  11. Missouri Ethics Commission, Campaign Finance Committee Info
  12. St. Louis Public Radio,"Mo. judicial ballot question has failed, opponents say," May 26, 2010
  13. Associated Press,"2 lawsuits challenge proposed Mo. ballot measure on judicial selection," September 15, 2009
  14. 14.0 14.1 News Tribune,"2 lawsuits seek to block court-changing petitions," September 15, 2009
  15. St. Louis Post-Dispatch,"Ballot title approved for Missouri court plan repeal," September 8, 2009
  16. Associated Press,"Missouri backers of court changes seek to join lawsuit," December 31, 2009
  17. St. Louis Post-Dispatch,"Ballot initiative to require direct election of judges gets court OK," February 26, 2010
  18. Associated Press,"Mo. judge rejects suit over court ballot measure," February 26, 2010
  19. http://www.leagle.com/unsecure/page.htm?shortname=inmoco20100824258 Leagle,"Busch v. Carnahan," August 24, 2010]
  20. 20.0 20.1 20.2 "St. Louis Post Dispatch" UPDATE: Anti-Missouri Plan group now seeks direct election of judges, October 7, 2009
  21. St. Louis Post-Dispatch,"Missouri Bar hit with ethics complaint over alleged campaign violations," March 12, 2010
  22. Associated Press,"Mo. lawyers' group accused of violating ethics," March 13, 2010
  23. St. Louis Post-Dispatch,"Ethics Commission rejects complaint against Mo. Bar," June 10, 2010
  24. 2010 Missouri Election Calendar, 2010
  25. Missourian,"UPDATE: Group says Missouri court critics missed signature target," May 26, 2010

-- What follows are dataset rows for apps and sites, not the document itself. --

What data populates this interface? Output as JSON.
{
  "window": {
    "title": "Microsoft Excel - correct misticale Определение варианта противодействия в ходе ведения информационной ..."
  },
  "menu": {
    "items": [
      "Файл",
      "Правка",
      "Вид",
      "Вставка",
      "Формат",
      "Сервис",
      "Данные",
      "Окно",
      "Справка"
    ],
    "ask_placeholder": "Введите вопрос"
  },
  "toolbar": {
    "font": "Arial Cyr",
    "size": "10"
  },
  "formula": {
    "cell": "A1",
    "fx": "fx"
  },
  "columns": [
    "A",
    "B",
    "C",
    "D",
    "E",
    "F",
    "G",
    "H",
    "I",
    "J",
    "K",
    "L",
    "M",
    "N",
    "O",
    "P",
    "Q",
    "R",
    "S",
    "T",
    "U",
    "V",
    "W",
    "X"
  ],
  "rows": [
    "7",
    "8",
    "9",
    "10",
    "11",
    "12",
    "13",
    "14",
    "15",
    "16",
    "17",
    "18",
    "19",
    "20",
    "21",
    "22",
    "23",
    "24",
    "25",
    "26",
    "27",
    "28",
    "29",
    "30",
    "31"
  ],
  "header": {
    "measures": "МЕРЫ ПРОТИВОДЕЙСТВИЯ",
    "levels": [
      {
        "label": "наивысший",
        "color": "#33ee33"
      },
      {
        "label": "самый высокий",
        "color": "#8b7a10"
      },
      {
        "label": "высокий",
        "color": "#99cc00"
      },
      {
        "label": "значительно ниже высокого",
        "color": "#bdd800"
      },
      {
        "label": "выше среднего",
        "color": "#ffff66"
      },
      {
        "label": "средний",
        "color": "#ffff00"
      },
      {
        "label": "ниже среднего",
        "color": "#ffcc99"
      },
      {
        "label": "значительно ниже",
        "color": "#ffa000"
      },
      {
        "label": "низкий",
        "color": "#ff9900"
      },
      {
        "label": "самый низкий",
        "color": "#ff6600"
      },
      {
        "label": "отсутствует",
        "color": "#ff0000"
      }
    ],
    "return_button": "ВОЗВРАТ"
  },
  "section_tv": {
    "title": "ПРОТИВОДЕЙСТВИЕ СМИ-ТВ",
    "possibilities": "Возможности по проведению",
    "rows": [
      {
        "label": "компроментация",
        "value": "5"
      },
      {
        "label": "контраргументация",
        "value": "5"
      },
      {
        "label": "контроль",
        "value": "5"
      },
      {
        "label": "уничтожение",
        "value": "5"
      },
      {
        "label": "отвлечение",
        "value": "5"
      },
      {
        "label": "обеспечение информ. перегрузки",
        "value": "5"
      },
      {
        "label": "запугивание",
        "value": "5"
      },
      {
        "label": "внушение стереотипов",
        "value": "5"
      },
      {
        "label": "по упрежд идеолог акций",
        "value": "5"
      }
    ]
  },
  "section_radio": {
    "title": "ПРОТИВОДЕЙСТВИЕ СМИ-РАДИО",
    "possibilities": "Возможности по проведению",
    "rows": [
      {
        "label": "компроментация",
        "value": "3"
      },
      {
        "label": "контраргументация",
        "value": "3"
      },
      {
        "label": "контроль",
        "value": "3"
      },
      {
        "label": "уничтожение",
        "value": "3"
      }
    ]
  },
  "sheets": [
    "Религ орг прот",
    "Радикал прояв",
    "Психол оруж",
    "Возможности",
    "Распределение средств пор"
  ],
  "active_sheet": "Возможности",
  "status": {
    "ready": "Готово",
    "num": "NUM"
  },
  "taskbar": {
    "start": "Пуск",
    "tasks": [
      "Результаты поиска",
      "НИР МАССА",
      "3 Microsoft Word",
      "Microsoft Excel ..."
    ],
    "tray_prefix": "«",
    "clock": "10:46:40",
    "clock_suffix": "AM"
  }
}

  26. Associated Press,"Supporters of appointed judges think opponents missed petition signature goal," May 26, 2010